### What is expected
Check every line of the entries for the string "JSON" and return the ones that contain it.
*** Excerpted records ***
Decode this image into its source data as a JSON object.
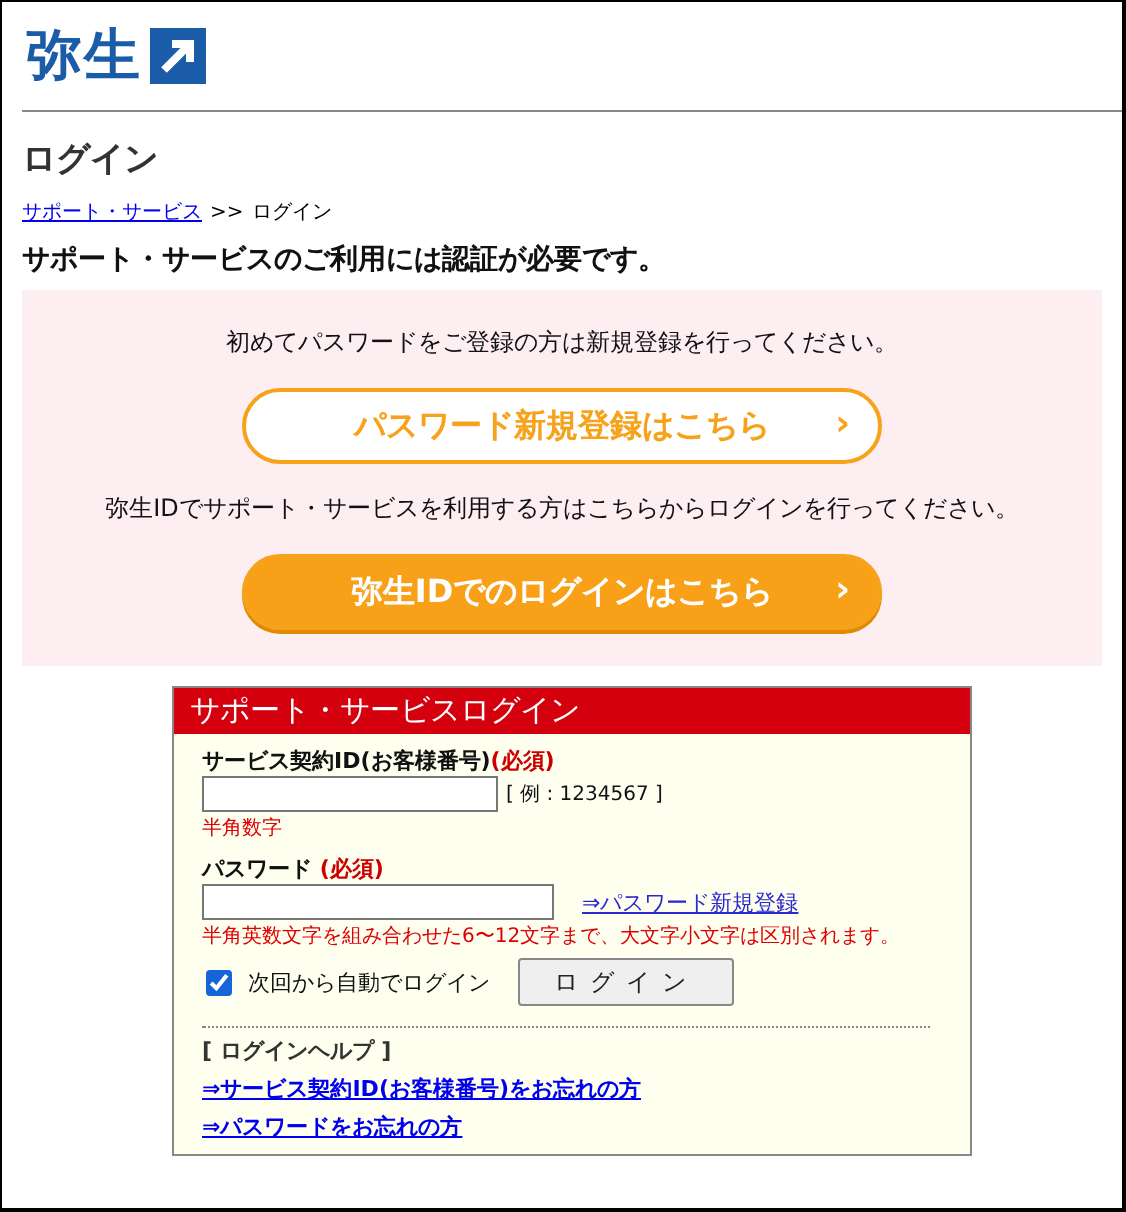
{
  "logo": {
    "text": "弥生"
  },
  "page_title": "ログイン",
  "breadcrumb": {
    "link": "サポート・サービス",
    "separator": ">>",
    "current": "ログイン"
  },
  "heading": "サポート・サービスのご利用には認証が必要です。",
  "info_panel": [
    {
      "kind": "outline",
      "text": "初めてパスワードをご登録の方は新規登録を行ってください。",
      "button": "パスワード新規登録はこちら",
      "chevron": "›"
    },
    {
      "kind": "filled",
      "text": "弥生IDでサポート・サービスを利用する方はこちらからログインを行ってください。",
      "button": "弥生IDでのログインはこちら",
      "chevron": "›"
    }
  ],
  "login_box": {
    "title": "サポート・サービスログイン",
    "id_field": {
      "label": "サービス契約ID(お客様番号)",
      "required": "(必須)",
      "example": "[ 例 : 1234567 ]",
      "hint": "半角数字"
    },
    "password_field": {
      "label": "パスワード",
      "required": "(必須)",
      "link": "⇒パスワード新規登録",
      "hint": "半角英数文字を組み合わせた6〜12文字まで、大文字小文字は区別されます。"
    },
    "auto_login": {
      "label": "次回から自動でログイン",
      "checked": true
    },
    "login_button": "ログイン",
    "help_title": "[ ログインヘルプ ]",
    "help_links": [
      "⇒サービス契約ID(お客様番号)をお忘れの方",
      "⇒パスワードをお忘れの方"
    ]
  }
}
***
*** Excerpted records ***
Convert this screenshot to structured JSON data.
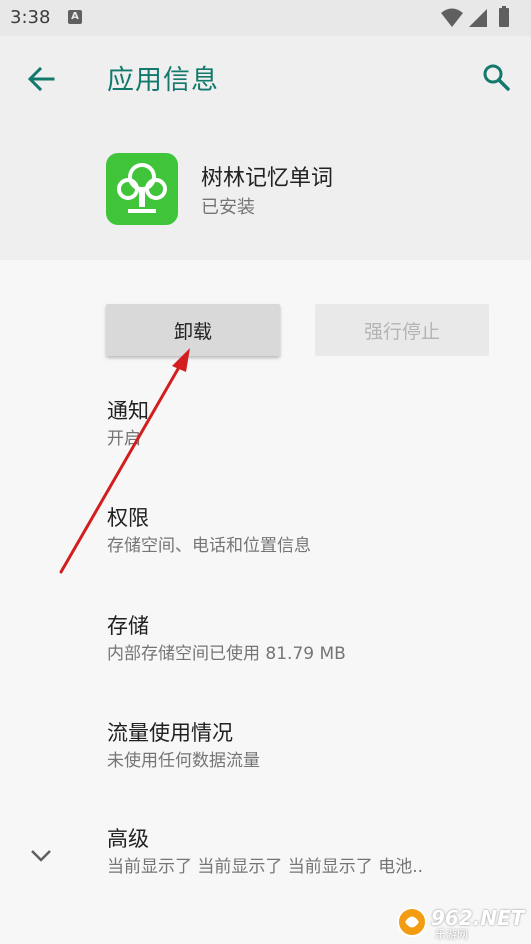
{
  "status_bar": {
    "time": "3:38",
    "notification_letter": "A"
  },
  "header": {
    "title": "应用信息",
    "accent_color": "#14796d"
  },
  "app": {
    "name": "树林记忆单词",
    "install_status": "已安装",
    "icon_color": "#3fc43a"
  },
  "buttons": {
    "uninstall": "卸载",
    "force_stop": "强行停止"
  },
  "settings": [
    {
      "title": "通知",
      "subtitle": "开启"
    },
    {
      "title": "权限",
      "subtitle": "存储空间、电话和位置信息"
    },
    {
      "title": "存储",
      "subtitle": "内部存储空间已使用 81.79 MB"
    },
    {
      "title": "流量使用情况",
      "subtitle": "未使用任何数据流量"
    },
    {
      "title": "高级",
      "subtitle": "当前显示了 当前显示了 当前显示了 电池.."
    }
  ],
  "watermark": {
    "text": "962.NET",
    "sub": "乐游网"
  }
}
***
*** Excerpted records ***
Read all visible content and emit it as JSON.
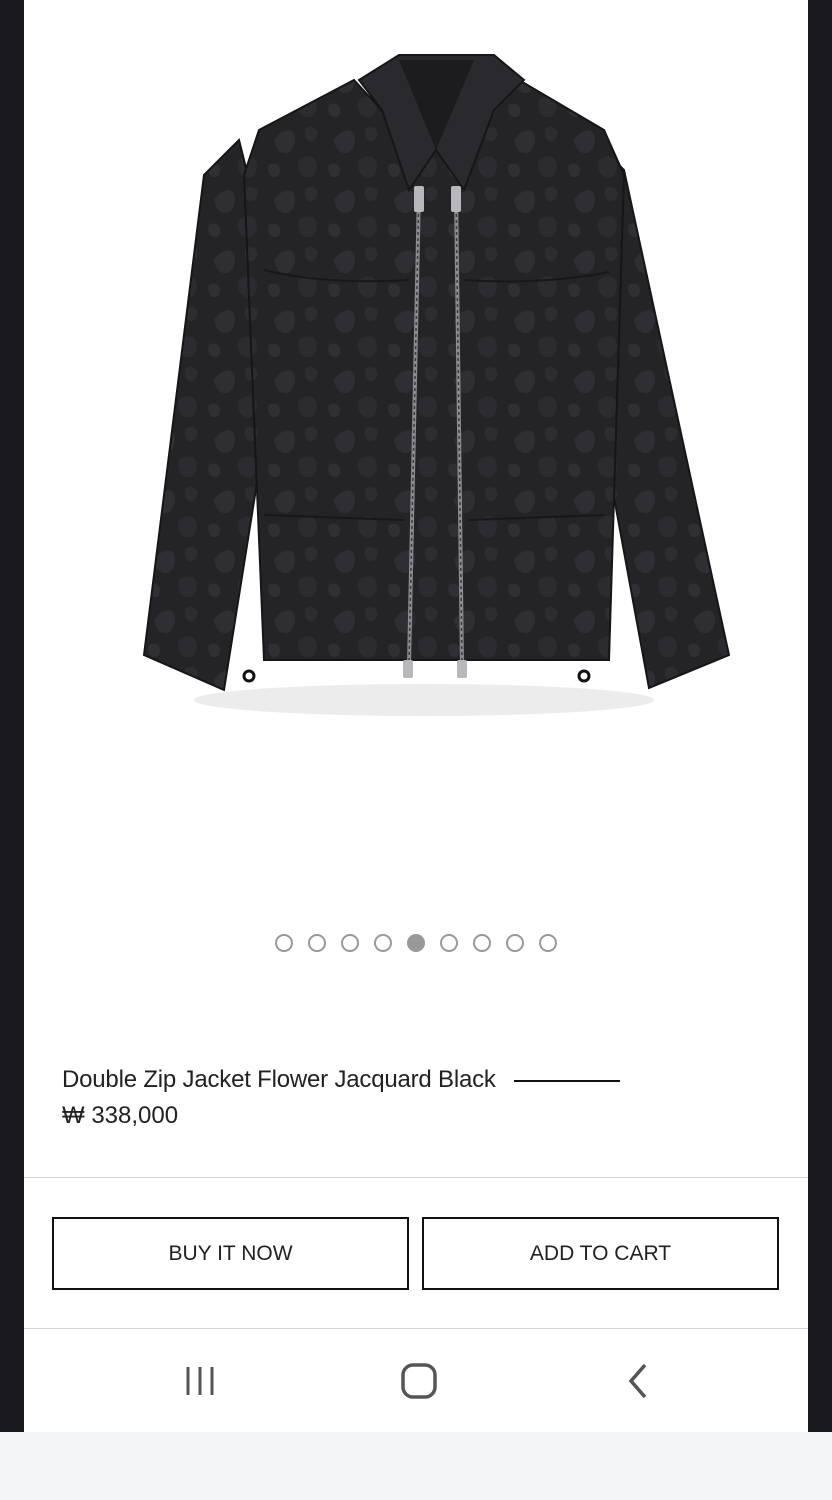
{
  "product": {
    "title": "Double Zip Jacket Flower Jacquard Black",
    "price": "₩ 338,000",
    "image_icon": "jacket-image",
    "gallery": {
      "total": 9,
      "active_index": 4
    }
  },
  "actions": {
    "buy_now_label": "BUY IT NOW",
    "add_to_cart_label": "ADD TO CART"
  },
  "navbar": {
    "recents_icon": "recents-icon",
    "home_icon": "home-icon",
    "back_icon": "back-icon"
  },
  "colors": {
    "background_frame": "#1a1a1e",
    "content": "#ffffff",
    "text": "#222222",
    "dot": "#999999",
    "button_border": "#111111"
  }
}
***
### Output of the exercise
Decode this image into its source data as a JSON object.
Convert this screenshot to structured JSON data.
Read all visible content and emit it as JSON.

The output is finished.